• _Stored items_

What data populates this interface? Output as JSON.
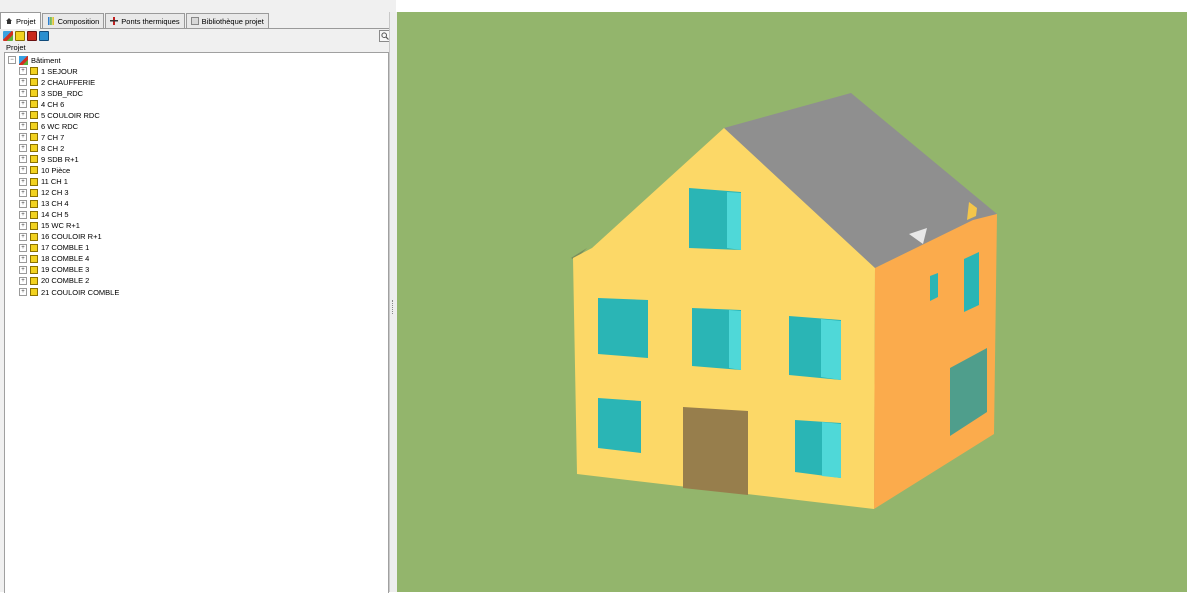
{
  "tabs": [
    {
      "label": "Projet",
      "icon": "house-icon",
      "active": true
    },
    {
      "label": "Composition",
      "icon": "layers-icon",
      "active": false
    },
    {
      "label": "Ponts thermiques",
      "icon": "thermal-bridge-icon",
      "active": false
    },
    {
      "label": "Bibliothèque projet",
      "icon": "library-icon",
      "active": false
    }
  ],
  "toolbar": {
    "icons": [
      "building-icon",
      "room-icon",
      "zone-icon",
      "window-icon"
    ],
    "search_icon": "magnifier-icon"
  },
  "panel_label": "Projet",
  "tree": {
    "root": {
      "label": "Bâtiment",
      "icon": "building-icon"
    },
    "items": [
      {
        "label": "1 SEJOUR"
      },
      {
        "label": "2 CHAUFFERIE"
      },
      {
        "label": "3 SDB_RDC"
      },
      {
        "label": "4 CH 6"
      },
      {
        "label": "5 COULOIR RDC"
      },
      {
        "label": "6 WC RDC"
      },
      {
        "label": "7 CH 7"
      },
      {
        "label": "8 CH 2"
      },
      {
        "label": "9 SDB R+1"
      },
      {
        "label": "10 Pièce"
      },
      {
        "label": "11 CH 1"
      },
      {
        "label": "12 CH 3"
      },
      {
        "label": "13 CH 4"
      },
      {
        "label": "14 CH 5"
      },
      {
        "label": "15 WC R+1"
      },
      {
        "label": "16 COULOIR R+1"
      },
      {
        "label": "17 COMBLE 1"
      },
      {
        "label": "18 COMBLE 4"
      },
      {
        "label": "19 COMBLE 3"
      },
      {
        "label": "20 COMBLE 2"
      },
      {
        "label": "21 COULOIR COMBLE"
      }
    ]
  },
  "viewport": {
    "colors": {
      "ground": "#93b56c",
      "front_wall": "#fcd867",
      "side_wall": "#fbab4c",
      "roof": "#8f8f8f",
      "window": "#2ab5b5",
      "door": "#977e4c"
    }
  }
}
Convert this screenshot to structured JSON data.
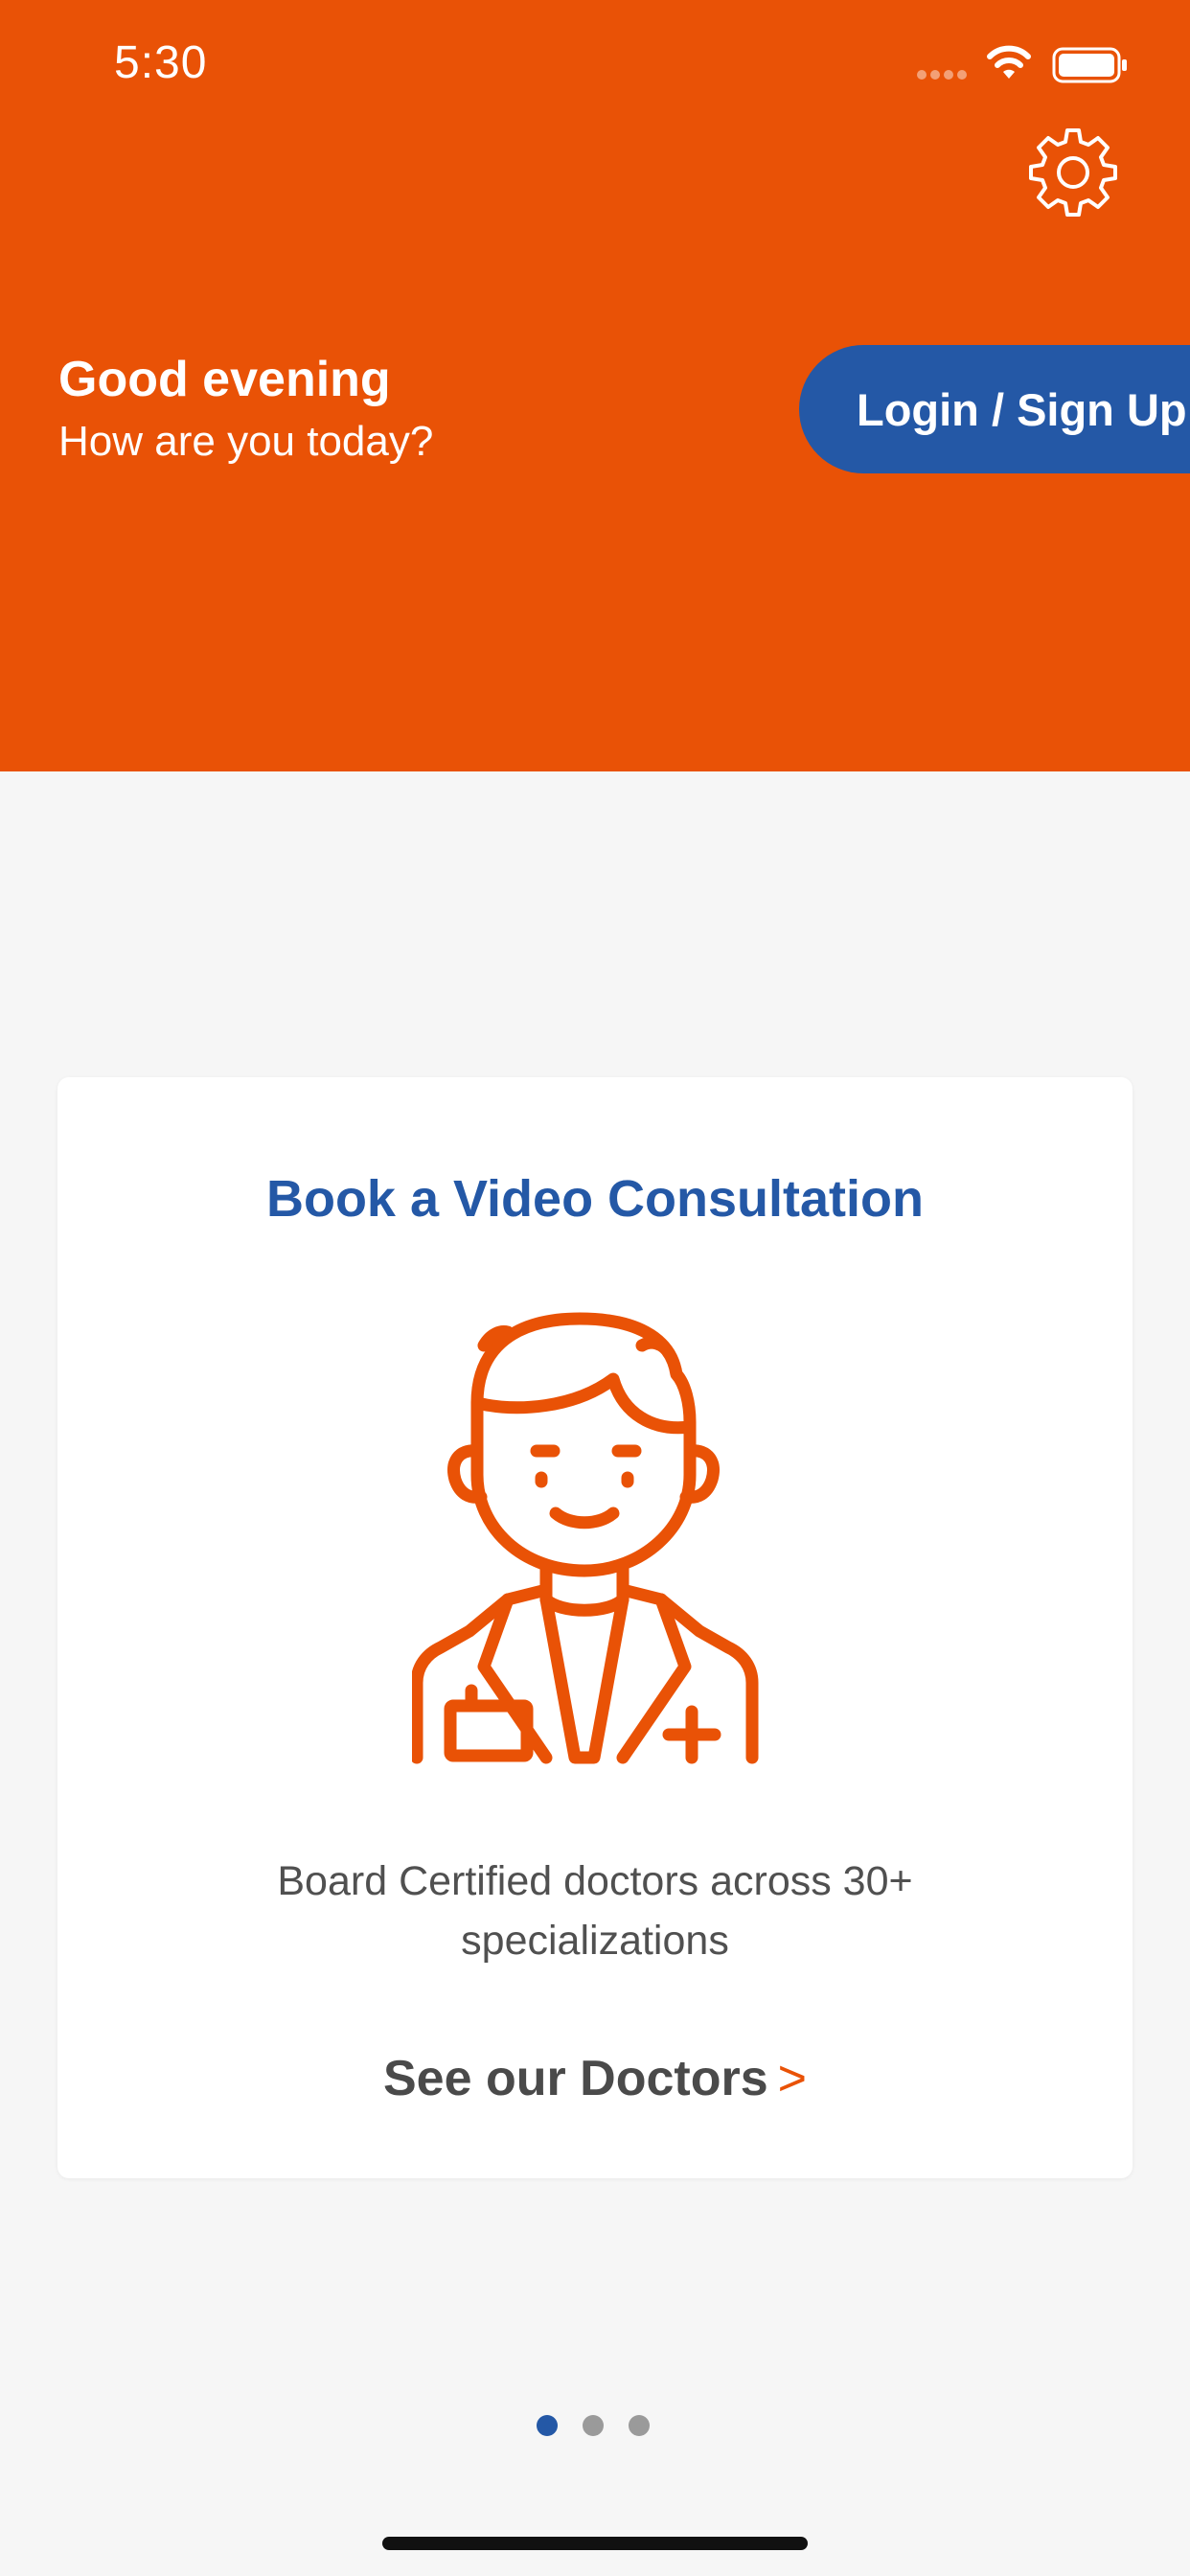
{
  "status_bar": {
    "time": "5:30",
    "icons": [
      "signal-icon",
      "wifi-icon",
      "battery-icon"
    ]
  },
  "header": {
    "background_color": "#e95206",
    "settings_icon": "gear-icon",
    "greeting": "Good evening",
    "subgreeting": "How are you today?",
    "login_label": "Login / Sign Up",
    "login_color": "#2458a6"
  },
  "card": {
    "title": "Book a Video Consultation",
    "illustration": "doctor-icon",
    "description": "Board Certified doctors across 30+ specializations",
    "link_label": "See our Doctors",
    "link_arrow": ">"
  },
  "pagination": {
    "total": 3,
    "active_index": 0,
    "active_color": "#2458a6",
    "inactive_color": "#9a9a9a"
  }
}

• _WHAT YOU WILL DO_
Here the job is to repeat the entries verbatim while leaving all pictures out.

• _SOLUTION_
What data populates this interface? Output as JSON.
{
  "tabs": [
    {
      "label": "Projet",
      "icon": "house-icon",
      "active": true
    },
    {
      "label": "Composition",
      "icon": "layers-icon",
      "active": false
    },
    {
      "label": "Ponts thermiques",
      "icon": "thermal-bridge-icon",
      "active": false
    },
    {
      "label": "Bibliothèque projet",
      "icon": "library-icon",
      "active": false
    }
  ],
  "toolbar": {
    "icons": [
      "building-icon",
      "room-icon",
      "zone-icon",
      "window-icon"
    ],
    "search_icon": "magnifier-icon"
  },
  "panel_label": "Projet",
  "tree": {
    "root": {
      "label": "Bâtiment",
      "icon": "building-icon"
    },
    "items": [
      {
        "label": "1 SEJOUR"
      },
      {
        "label": "2 CHAUFFERIE"
      },
      {
        "label": "3 SDB_RDC"
      },
      {
        "label": "4 CH 6"
      },
      {
        "label": "5 COULOIR RDC"
      },
      {
        "label": "6 WC RDC"
      },
      {
        "label": "7 CH 7"
      },
      {
        "label": "8 CH 2"
      },
      {
        "label": "9 SDB R+1"
      },
      {
        "label": "10 Pièce"
      },
      {
        "label": "11 CH 1"
      },
      {
        "label": "12 CH 3"
      },
      {
        "label": "13 CH 4"
      },
      {
        "label": "14 CH 5"
      },
      {
        "label": "15 WC R+1"
      },
      {
        "label": "16 COULOIR R+1"
      },
      {
        "label": "17 COMBLE 1"
      },
      {
        "label": "18 COMBLE 4"
      },
      {
        "label": "19 COMBLE 3"
      },
      {
        "label": "20 COMBLE 2"
      },
      {
        "label": "21 COULOIR COMBLE"
      }
    ]
  },
  "viewport": {
    "colors": {
      "ground": "#93b56c",
      "front_wall": "#fcd867",
      "side_wall": "#fbab4c",
      "roof": "#8f8f8f",
      "window": "#2ab5b5",
      "door": "#977e4c"
    }
  }
}
Convert this screenshot to structured JSON data.
{
  "status_bar": {
    "time": "5:30",
    "icons": [
      "signal-icon",
      "wifi-icon",
      "battery-icon"
    ]
  },
  "header": {
    "background_color": "#e95206",
    "settings_icon": "gear-icon",
    "greeting": "Good evening",
    "subgreeting": "How are you today?",
    "login_label": "Login / Sign Up",
    "login_color": "#2458a6"
  },
  "card": {
    "title": "Book a Video Consultation",
    "illustration": "doctor-icon",
    "description": "Board Certified doctors across 30+ specializations",
    "link_label": "See our Doctors",
    "link_arrow": ">"
  },
  "pagination": {
    "total": 3,
    "active_index": 0,
    "active_color": "#2458a6",
    "inactive_color": "#9a9a9a"
  }
}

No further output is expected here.